adapted for the screen by Marjane Satrapi from her two graphic
novels, is both an émigré memoir and
a love song to Persepolis, the fabled ancient capital of Persia
that lives now only in little Marji’s imagination. Persepolis
is her coming of age story that criss-crosses continents and
ideologies. Born in 1969 the daughter of educated, cultured
Persian Marxists and granddaughter of a Persian emperor, a
budding artist in her own right, how could she escape anything
but a complicated life?
collaborates with fellow graphic artist Vincent Paronnaud
to produce the animated film, with the same comic book style
black and white images that
capture so vividly both the beauty and stark terror of her
childhood in war-torn and oppressive Islamic Republic of Iran.
But this film steers clear of overt politicizing, wisely opting
for a much more universal story of one extended family and
its devastation by the unfeeling, hydra-headed apparatus of
totalitarianism.
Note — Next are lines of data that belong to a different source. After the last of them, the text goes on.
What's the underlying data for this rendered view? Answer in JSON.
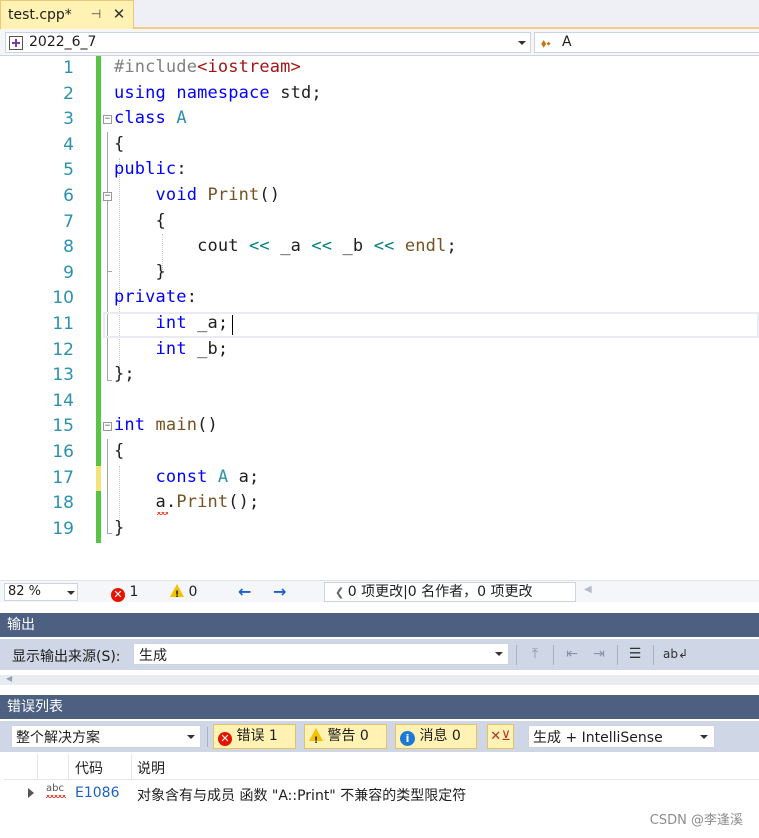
{
  "tab": {
    "name": "test.cpp*",
    "pin_glyph": "⊣",
    "close_glyph": "✕"
  },
  "navbar": {
    "scope": "2022_6_7",
    "member": "A",
    "member_icon": "class-icon"
  },
  "editor": {
    "lines": [
      {
        "n": "1"
      },
      {
        "n": "2"
      },
      {
        "n": "3"
      },
      {
        "n": "4"
      },
      {
        "n": "5"
      },
      {
        "n": "6"
      },
      {
        "n": "7"
      },
      {
        "n": "8"
      },
      {
        "n": "9"
      },
      {
        "n": "10"
      },
      {
        "n": "11"
      },
      {
        "n": "12"
      },
      {
        "n": "13"
      },
      {
        "n": "14"
      },
      {
        "n": "15"
      },
      {
        "n": "16"
      },
      {
        "n": "17"
      },
      {
        "n": "18"
      },
      {
        "n": "19"
      }
    ],
    "code": {
      "l1": {
        "pre": "#include",
        "inc": "<iostream>"
      },
      "l2": {
        "kw1": "using",
        "kw2": "namespace",
        "id": "std;"
      },
      "l3": {
        "kw": "class",
        "ty": "A"
      },
      "l4": {
        "t": "{"
      },
      "l5": {
        "kw": "public",
        "t": ":"
      },
      "l6": {
        "kw": "void",
        "fn": "Print",
        "t": "()"
      },
      "l7": {
        "t": "{"
      },
      "l8": {
        "id": "cout",
        "op1": "<<",
        "a": "_a",
        "op2": "<<",
        "b": "_b",
        "op3": "<<",
        "mac": "endl",
        "t": ";"
      },
      "l9": {
        "t": "}"
      },
      "l10": {
        "kw": "private",
        "t": ":"
      },
      "l11": {
        "kw": "int",
        "id": "_a;"
      },
      "l12": {
        "kw": "int",
        "id": "_b;"
      },
      "l13": {
        "t": "};"
      },
      "l15": {
        "kw": "int",
        "fn": "main",
        "t": "()"
      },
      "l16": {
        "t": "{"
      },
      "l17": {
        "kw": "const",
        "ty": "A",
        "id": "a;"
      },
      "l18": {
        "a": "a",
        "dot": ".",
        "fn": "Print",
        "t": "();"
      },
      "l19": {
        "t": "}"
      }
    }
  },
  "status": {
    "zoom": "82 %",
    "errors": "1",
    "warnings": "0",
    "back_glyph": "←",
    "forward_glyph": "→",
    "codelens": "0 项更改|0 名作者，0 项更改"
  },
  "output": {
    "title": "输出",
    "source_label": "显示输出来源(S):",
    "source_value": "生成"
  },
  "errorlist": {
    "title": "错误列表",
    "scope": "整个解决方案",
    "errors_btn": "错误 1",
    "warnings_btn": "警告 0",
    "messages_btn": "消息 0",
    "build_filter": "生成 + IntelliSense",
    "columns": {
      "code": "代码",
      "desc": "说明"
    },
    "rows": [
      {
        "icon": "abc",
        "code": "E1086",
        "desc": "对象含有与成员 函数 \"A::Print\" 不兼容的类型限定符"
      }
    ]
  },
  "watermark": "CSDN @李逢溪",
  "colors": {
    "keyword": "#0000ff",
    "type": "#2b91af",
    "function": "#74531f",
    "preprocessor": "#808080",
    "include": "#a31515",
    "macro": "#6f008a",
    "operator": "#008080",
    "change_saved": "#57c443",
    "change_unsaved": "#f4e27a",
    "panel_header": "#4d6082",
    "error": "#e51400",
    "warning": "#f5c200",
    "info": "#1c7ad6"
  }
}
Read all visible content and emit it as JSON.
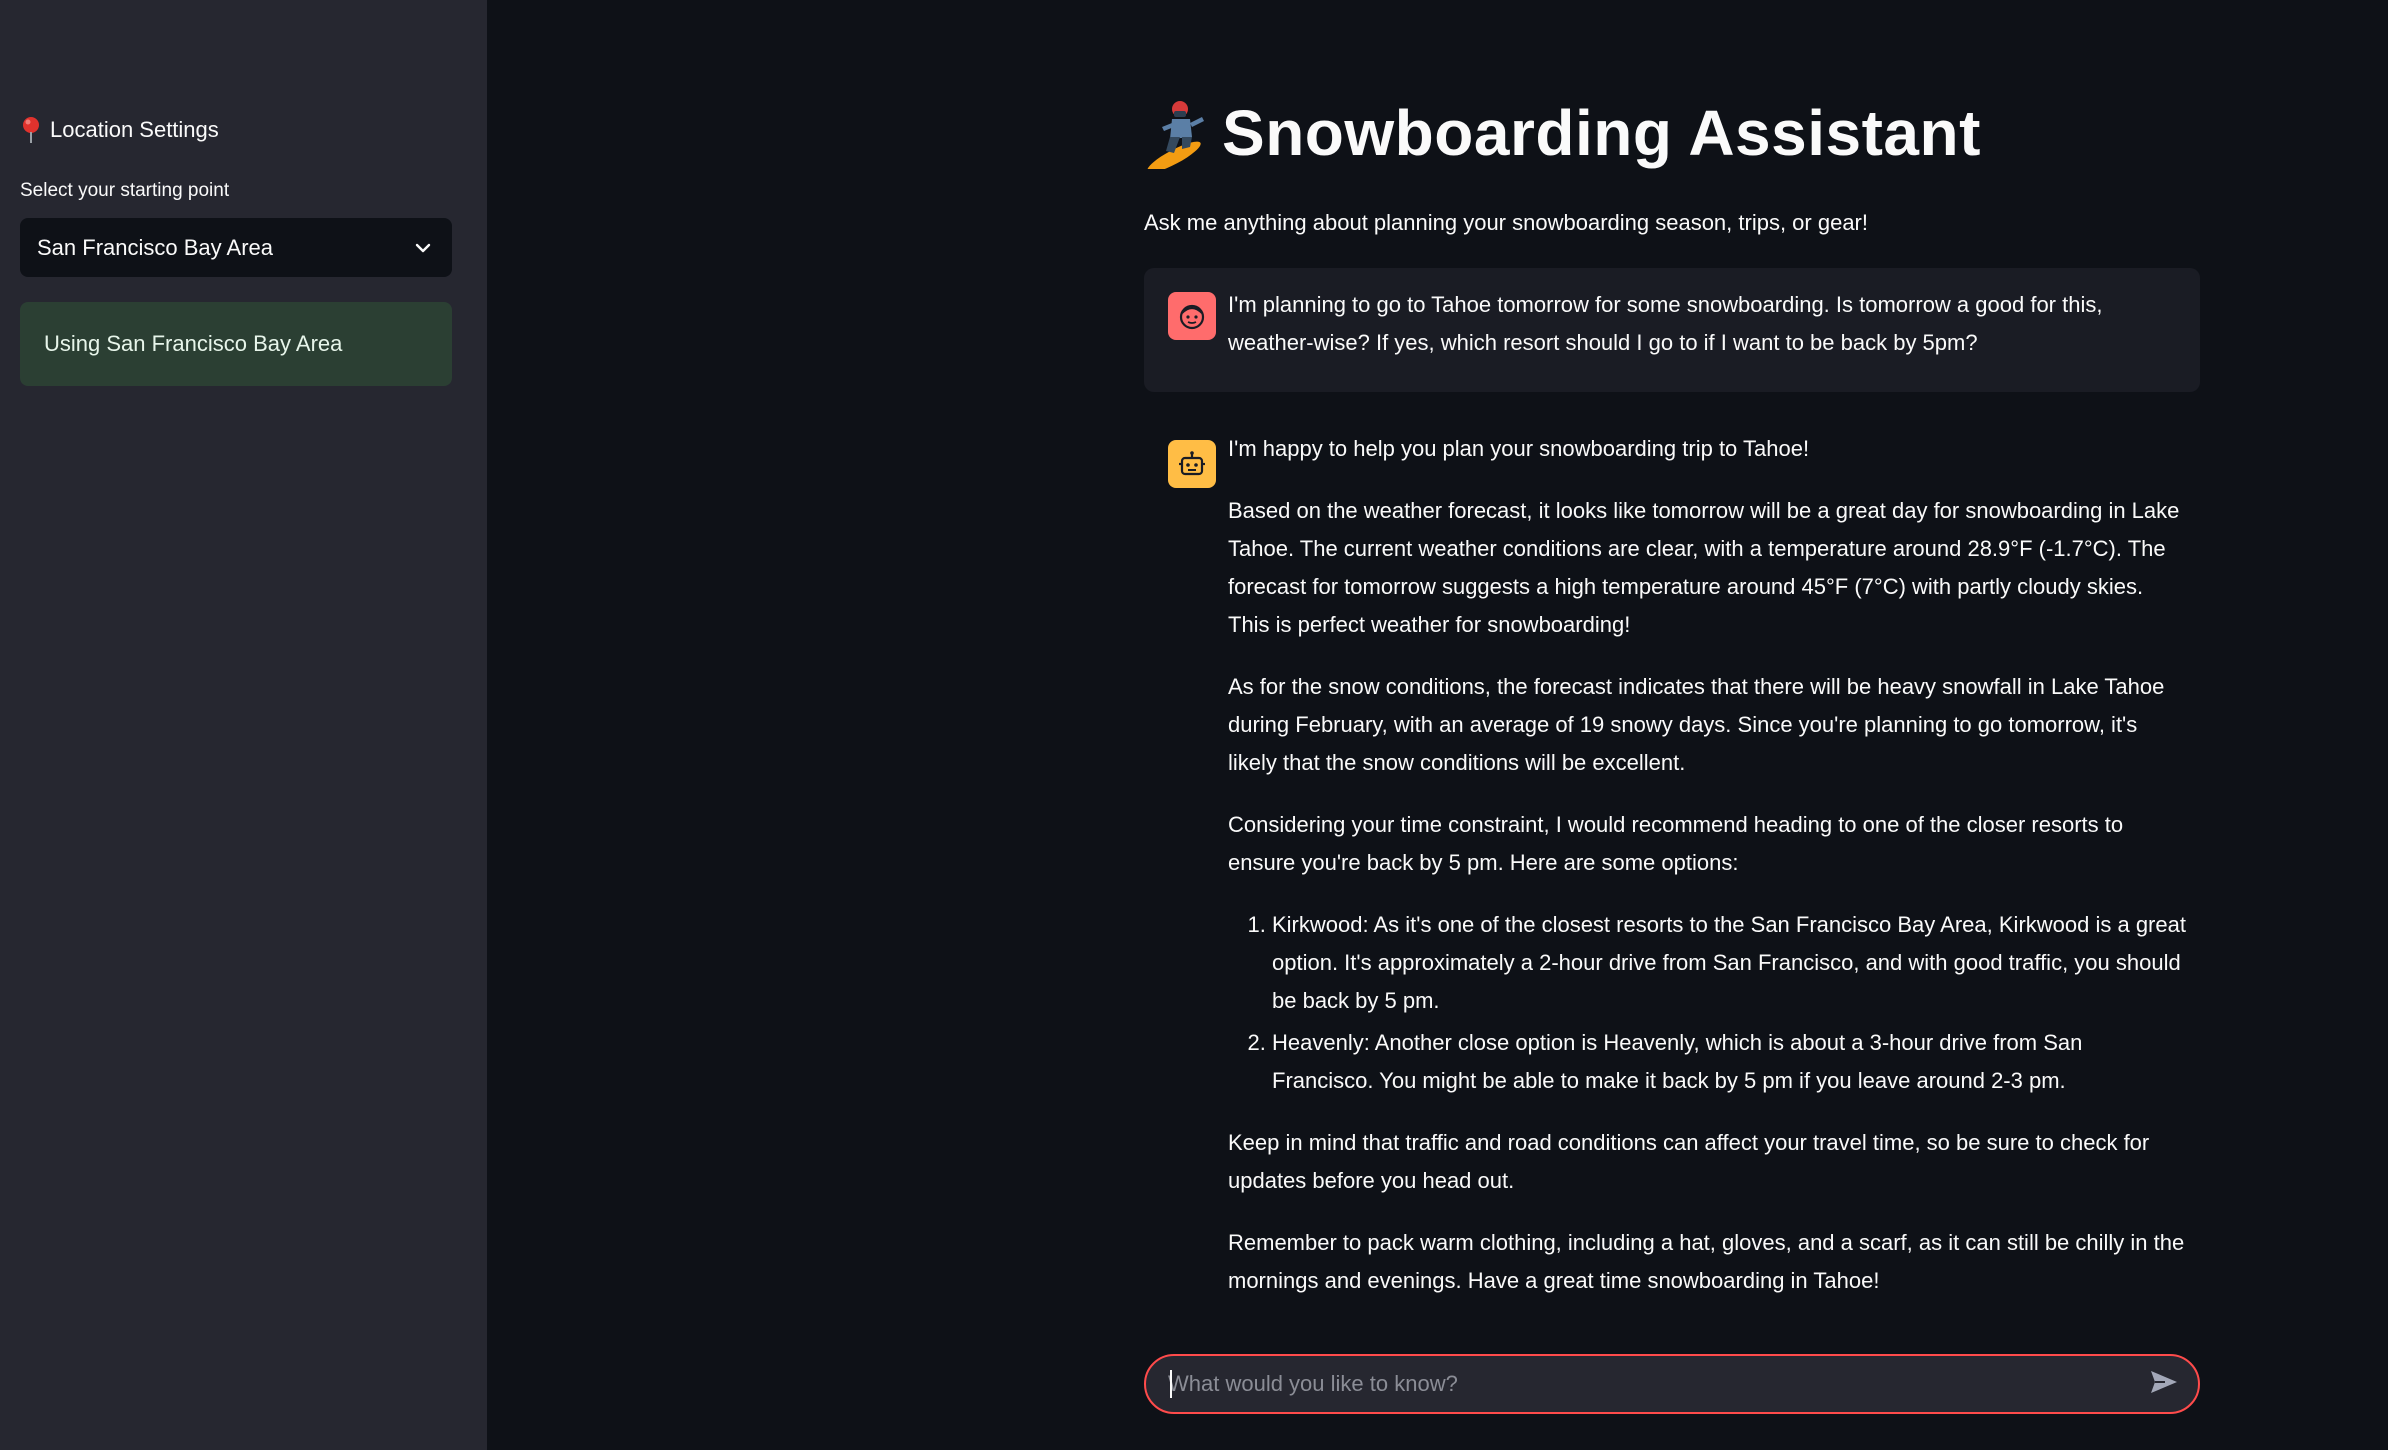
{
  "sidebar": {
    "header": "Location Settings",
    "select_label": "Select your starting point",
    "selected_location": "San Francisco Bay Area",
    "status": "Using San Francisco Bay Area"
  },
  "main": {
    "title": "Snowboarding Assistant",
    "subtitle": "Ask me anything about planning your snowboarding season, trips, or gear!"
  },
  "messages": {
    "user": "I'm planning to go to Tahoe tomorrow for some snowboarding. Is tomorrow a good for this, weather-wise? If yes, which resort should I go to if I want to be back by 5pm?",
    "assistant": {
      "p1": "I'm happy to help you plan your snowboarding trip to Tahoe!",
      "p2": "Based on the weather forecast, it looks like tomorrow will be a great day for snowboarding in Lake Tahoe. The current weather conditions are clear, with a temperature around 28.9°F (-1.7°C). The forecast for tomorrow suggests a high temperature around 45°F (7°C) with partly cloudy skies. This is perfect weather for snowboarding!",
      "p3": "As for the snow conditions, the forecast indicates that there will be heavy snowfall in Lake Tahoe during February, with an average of 19 snowy days. Since you're planning to go tomorrow, it's likely that the snow conditions will be excellent.",
      "p4": "Considering your time constraint, I would recommend heading to one of the closer resorts to ensure you're back by 5 pm. Here are some options:",
      "options": [
        "Kirkwood: As it's one of the closest resorts to the San Francisco Bay Area, Kirkwood is a great option. It's approximately a 2-hour drive from San Francisco, and with good traffic, you should be back by 5 pm.",
        "Heavenly: Another close option is Heavenly, which is about a 3-hour drive from San Francisco. You might be able to make it back by 5 pm if you leave around 2-3 pm."
      ],
      "p5": "Keep in mind that traffic and road conditions can affect your travel time, so be sure to check for updates before you head out.",
      "p6": "Remember to pack warm clothing, including a hat, gloves, and a scarf, as it can still be chilly in the mornings and evenings. Have a great time snowboarding in Tahoe!"
    }
  },
  "chat_input": {
    "placeholder": "What would you like to know?"
  },
  "icons": {
    "pin": "map-pin-icon",
    "chevron": "chevron-down-icon",
    "snowboarder": "snowboarder-icon",
    "user_avatar": "user-face-icon",
    "bot_avatar": "robot-face-icon",
    "send": "send-icon"
  },
  "colors": {
    "background": "#0e1117",
    "sidebar": "#262730",
    "user_avatar": "#ff6c6c",
    "bot_avatar": "#ffbd45",
    "status_success": "#2b3f33",
    "input_border": "#ff4b4b"
  }
}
French icon Catherine Deneuve voices
Marjane’s mother and her own daughter, Chiara Mastroianni,
plays Marjane, both to great effect.
is only 10 at the time of the Islamic Revolution, and it is
some time before she can comprehend her parents’ worried
whisperings or the peril that lurks beyond the walls of their
family home. For Marjane, always outspoken and sassy, the
new regime quickly becomes impossible to countenance. After
run-ins with the religious police over her heavy metal musical
addiction and her feminist orations at school, her parents
ship her off to Europe to complete high school. There another
adventure awaits her: a headlong dive into freedom, anonymity,
and eventually paralyzing loneliness. No one cares what music
she listens to, but no one cares, period. Lonely for her parents
and her homeland, she returns after graduation and eventually
marries, mostly so she and her boyfriend can be in each other’s
company without risking arrest on vice charges.
story is full of love and intelligence but little soppy sentimentality.
On the one hand we can mourn the death of her wonderful
grandmother, who took her to Godzilla movies and
advised her on marriage problems, as much as she does. On
the other, we can also understand how fear can puncture her
most precious self-image and turn her, without a second thought,
into a snitch.
condenses a lot of story from her two novels for the sake
of length here, and it feels, well, incomplete. Without spoiling
the ending, I will just say it’s to me unsatisfactory.
Perhaps this is due to the fact that the author is still only
in her 20s; she still has much more to live and write.
might miss a reference or two if you haven’t read the
novel--like the two ‘gods’ she prays to as a child,
God Himself as well as Karl Marx, both wise, white-bearded
deities in her young eschatology. It’s impossible to
say now which will win the battle for her soul, but I’m
sure the journey will be interesting and well worth another
Persepolis or two.